After 465 gives the Insane password, a boomerang, Sudokuwiki gives up. I had an irregular XYZ wing to continue, but watchful reader Dov Mittelman had my back, and called out a faulty inference chain attaching a wing. Fortunately, there was another way to get that XYZ clue, an almost nice loop with a very unlikely ALS node supplying a slink chain terminal.

Then we come to that rare gem, a nice loop made with two ALS nodes. But the beautiful thing has no victims! When you go there and look at it, you’ll see why. The ALS node groups take up all candidates that could see adjacent nodes of the nice loop, putting them in the nodes.
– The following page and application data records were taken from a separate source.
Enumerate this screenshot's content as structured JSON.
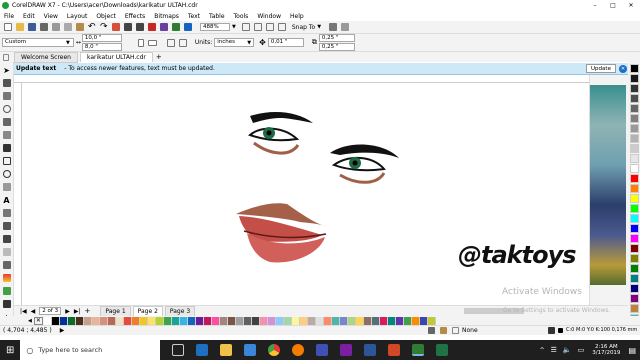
{
  "titlebar": {
    "title": "CorelDRAW X7 - C:\\Users\\acer\\Downloads\\karikatur ULTAH.cdr",
    "window_buttons": [
      "–",
      "□",
      "✕"
    ]
  },
  "menu": [
    "File",
    "Edit",
    "View",
    "Layout",
    "Object",
    "Effects",
    "Bitmaps",
    "Text",
    "Table",
    "Tools",
    "Window",
    "Help"
  ],
  "toolbar": {
    "zoom": "488%",
    "snap": "Snap To"
  },
  "propbar": {
    "preset": "Custom",
    "width": "10,0 \"",
    "height": "8,0 \"",
    "units_label": "Units:",
    "units": "inches",
    "nudge": "0,01 \"",
    "dup_x": "0,25 \"",
    "dup_y": "0,25 \""
  },
  "tabs": [
    "Welcome Screen",
    "karikatur ULTAH.cdr"
  ],
  "notify": {
    "title": "Update text",
    "message": "To access newer features, text must be updated.",
    "button": "Update"
  },
  "watermark": "@taktoys",
  "activation": {
    "line1": "Activate Windows",
    "line2": "Go to Settings to activate Windows."
  },
  "pagenav": {
    "count": "2 of 3",
    "pages": [
      "Page 1",
      "Page 2",
      "Page 3"
    ]
  },
  "status": {
    "coords": "( 4,704 ; 4,485 )",
    "fill": "None",
    "cmyk": "C:0 M:0 Y:0 K:100  0,176 mm"
  },
  "taskbar": {
    "search": "Type here to search",
    "time": "2:16 AM",
    "date": "3/17/2019"
  },
  "palette": [
    "#ffffff",
    "#000000",
    "#003399",
    "#0d6b2a",
    "#4a2f1f",
    "#c8a08a",
    "#e9b49a",
    "#d7907a",
    "#b46a55",
    "#efe0c8",
    "#e84b3c",
    "#f07f2a",
    "#f3c623",
    "#fbe36b",
    "#b4d333",
    "#3aa54b",
    "#1aa39a",
    "#33b5e5",
    "#1565c0",
    "#6a1b9a",
    "#c2185b",
    "#ff4fa3",
    "#a1887f",
    "#795548",
    "#9e9e9e",
    "#616161",
    "#424242",
    "#f48fb1",
    "#ce93d8",
    "#90caf9",
    "#a5d6a7",
    "#fff59d",
    "#ffcc80",
    "#bcaaa4",
    "#e0e0e0",
    "#ff8a65",
    "#4db6ac",
    "#7986cb",
    "#aed581",
    "#ffd54f",
    "#8d6e63",
    "#546e7a",
    "#d81b60",
    "#00897b",
    "#5e35b1",
    "#43a047",
    "#fb8c00",
    "#3949ab",
    "#c0ca33"
  ],
  "side_palette": [
    "#000000",
    "#1a1a1a",
    "#333333",
    "#4d4d4d",
    "#666666",
    "#808080",
    "#999999",
    "#b3b3b3",
    "#cccccc",
    "#e6e6e6",
    "#ffffff",
    "#ff0000",
    "#ff8000",
    "#ffff00",
    "#00ff00",
    "#00ffff",
    "#0000ff",
    "#ff00ff",
    "#800000",
    "#808000",
    "#008000",
    "#008080",
    "#000080",
    "#800080",
    "#c08040",
    "#40c0c0"
  ],
  "colors": {
    "title_bg": "#f0f0f0",
    "notify_bg": "#cde8f6",
    "accent": "#1a6fc0"
  }
}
So how do you make use of this beauty? By using it to introduce a new solving feature of the nice loop. An AIC can spin off the loop in two useful ways illustrated here.

A slink chain can carry the coloring out into the grid. Here a slink chain colors 4r5c6 and the C 4-group. Another connects the three 2-groups and a single 2 into a slink loop, extending the blue/green nice loop cluster to two new groups. Coloring groups is rarely useful, but it is useful to know about it.

More frequently occurring is the type of ANL extension shown here with red alternating links. If blue is true, the extension 4-chain makes 4r4c2 true, so a trial of blue can include it.

After the pink olive strikes out, the KD Insane review’s first attempt at LPO, the pattern conflict side of pattern analysis is next. A tabulation overlays pink/olive 3-candidates and the red/orange cluster candidates. The result is indecisive, and the weakened KD Insane 465 is solved with a coloring trial. It’s too easy to be fitting

The next post looks back to the update of KD 475. These updates are more than cosmetic, and back up the original solution with Sysudoku interpretations of added Sudokuwiki moves. This Insane review is particularly innovative in coloring and pattern analysis.

]]>